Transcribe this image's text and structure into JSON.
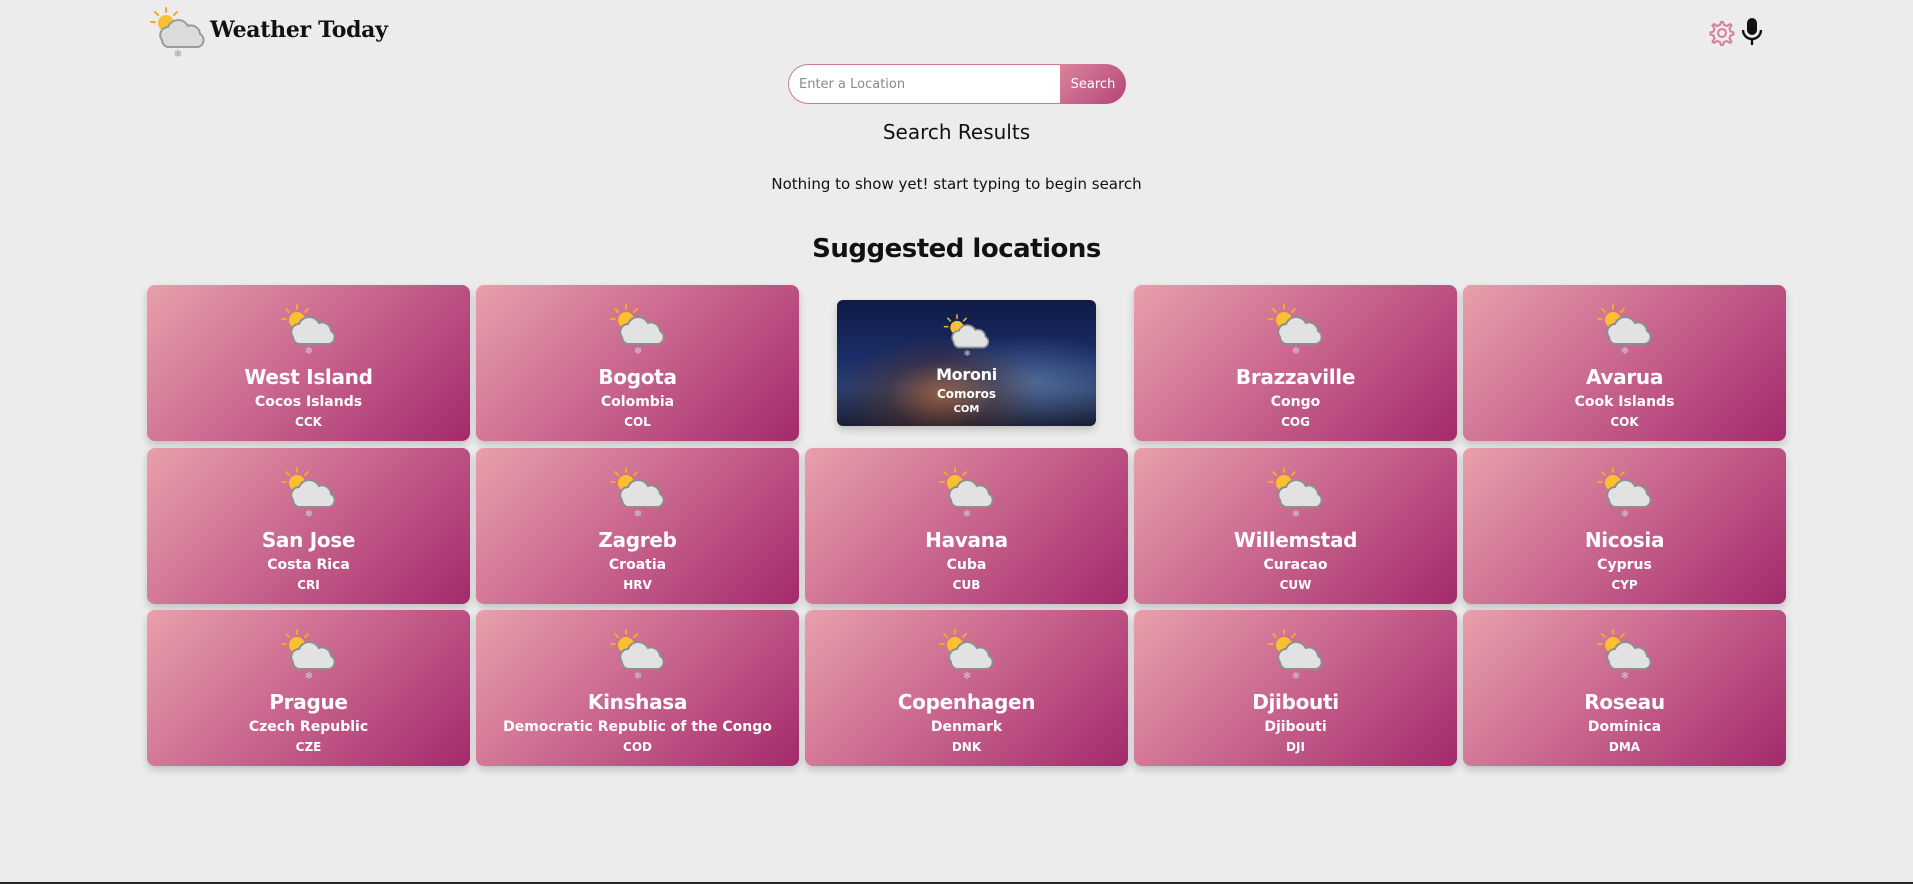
{
  "app": {
    "title": "Weather Today"
  },
  "search": {
    "placeholder": "Enter a Location",
    "value": "",
    "button_label": "Search"
  },
  "results": {
    "title": "Search Results",
    "empty_message": "Nothing to show yet! start typing to begin search"
  },
  "suggested": {
    "title": "Suggested locations",
    "locations": [
      {
        "city": "West Island",
        "country": "Cocos Islands",
        "code": "CCK"
      },
      {
        "city": "Bogota",
        "country": "Colombia",
        "code": "COL"
      },
      {
        "city": "Moroni",
        "country": "Comoros",
        "code": "COM",
        "hovered": true
      },
      {
        "city": "Brazzaville",
        "country": "Congo",
        "code": "COG"
      },
      {
        "city": "Avarua",
        "country": "Cook Islands",
        "code": "COK"
      },
      {
        "city": "San Jose",
        "country": "Costa Rica",
        "code": "CRI"
      },
      {
        "city": "Zagreb",
        "country": "Croatia",
        "code": "HRV"
      },
      {
        "city": "Havana",
        "country": "Cuba",
        "code": "CUB"
      },
      {
        "city": "Willemstad",
        "country": "Curacao",
        "code": "CUW"
      },
      {
        "city": "Nicosia",
        "country": "Cyprus",
        "code": "CYP"
      },
      {
        "city": "Prague",
        "country": "Czech Republic",
        "code": "CZE"
      },
      {
        "city": "Kinshasa",
        "country": "Democratic Republic of the Congo",
        "code": "COD"
      },
      {
        "city": "Copenhagen",
        "country": "Denmark",
        "code": "DNK"
      },
      {
        "city": "Djibouti",
        "country": "Djibouti",
        "code": "DJI"
      },
      {
        "city": "Roseau",
        "country": "Dominica",
        "code": "DMA"
      }
    ]
  },
  "icons": {
    "logo": "sun-cloud-snow-icon",
    "settings": "gear-icon",
    "voice": "microphone-icon",
    "card_weather": "sun-cloud-snow-icon"
  },
  "colors": {
    "accent": "#c8648e",
    "card_gradient_start": "#e8a0aa",
    "card_gradient_end": "#a42a6c",
    "background": "#ececec"
  }
}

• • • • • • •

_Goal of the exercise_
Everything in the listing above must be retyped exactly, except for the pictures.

_Reply to the task_
Transcribe this image's text and structure into JSON.
{
  "app": {
    "title": "Weather Today"
  },
  "search": {
    "placeholder": "Enter a Location",
    "value": "",
    "button_label": "Search"
  },
  "results": {
    "title": "Search Results",
    "empty_message": "Nothing to show yet! start typing to begin search"
  },
  "suggested": {
    "title": "Suggested locations",
    "locations": [
      {
        "city": "West Island",
        "country": "Cocos Islands",
        "code": "CCK"
      },
      {
        "city": "Bogota",
        "country": "Colombia",
        "code": "COL"
      },
      {
        "city": "Moroni",
        "country": "Comoros",
        "code": "COM",
        "hovered": true
      },
      {
        "city": "Brazzaville",
        "country": "Congo",
        "code": "COG"
      },
      {
        "city": "Avarua",
        "country": "Cook Islands",
        "code": "COK"
      },
      {
        "city": "San Jose",
        "country": "Costa Rica",
        "code": "CRI"
      },
      {
        "city": "Zagreb",
        "country": "Croatia",
        "code": "HRV"
      },
      {
        "city": "Havana",
        "country": "Cuba",
        "code": "CUB"
      },
      {
        "city": "Willemstad",
        "country": "Curacao",
        "code": "CUW"
      },
      {
        "city": "Nicosia",
        "country": "Cyprus",
        "code": "CYP"
      },
      {
        "city": "Prague",
        "country": "Czech Republic",
        "code": "CZE"
      },
      {
        "city": "Kinshasa",
        "country": "Democratic Republic of the Congo",
        "code": "COD"
      },
      {
        "city": "Copenhagen",
        "country": "Denmark",
        "code": "DNK"
      },
      {
        "city": "Djibouti",
        "country": "Djibouti",
        "code": "DJI"
      },
      {
        "city": "Roseau",
        "country": "Dominica",
        "code": "DMA"
      }
    ]
  },
  "icons": {
    "logo": "sun-cloud-snow-icon",
    "settings": "gear-icon",
    "voice": "microphone-icon",
    "card_weather": "sun-cloud-snow-icon"
  },
  "colors": {
    "accent": "#c8648e",
    "card_gradient_start": "#e8a0aa",
    "card_gradient_end": "#a42a6c",
    "background": "#ececec"
  }
}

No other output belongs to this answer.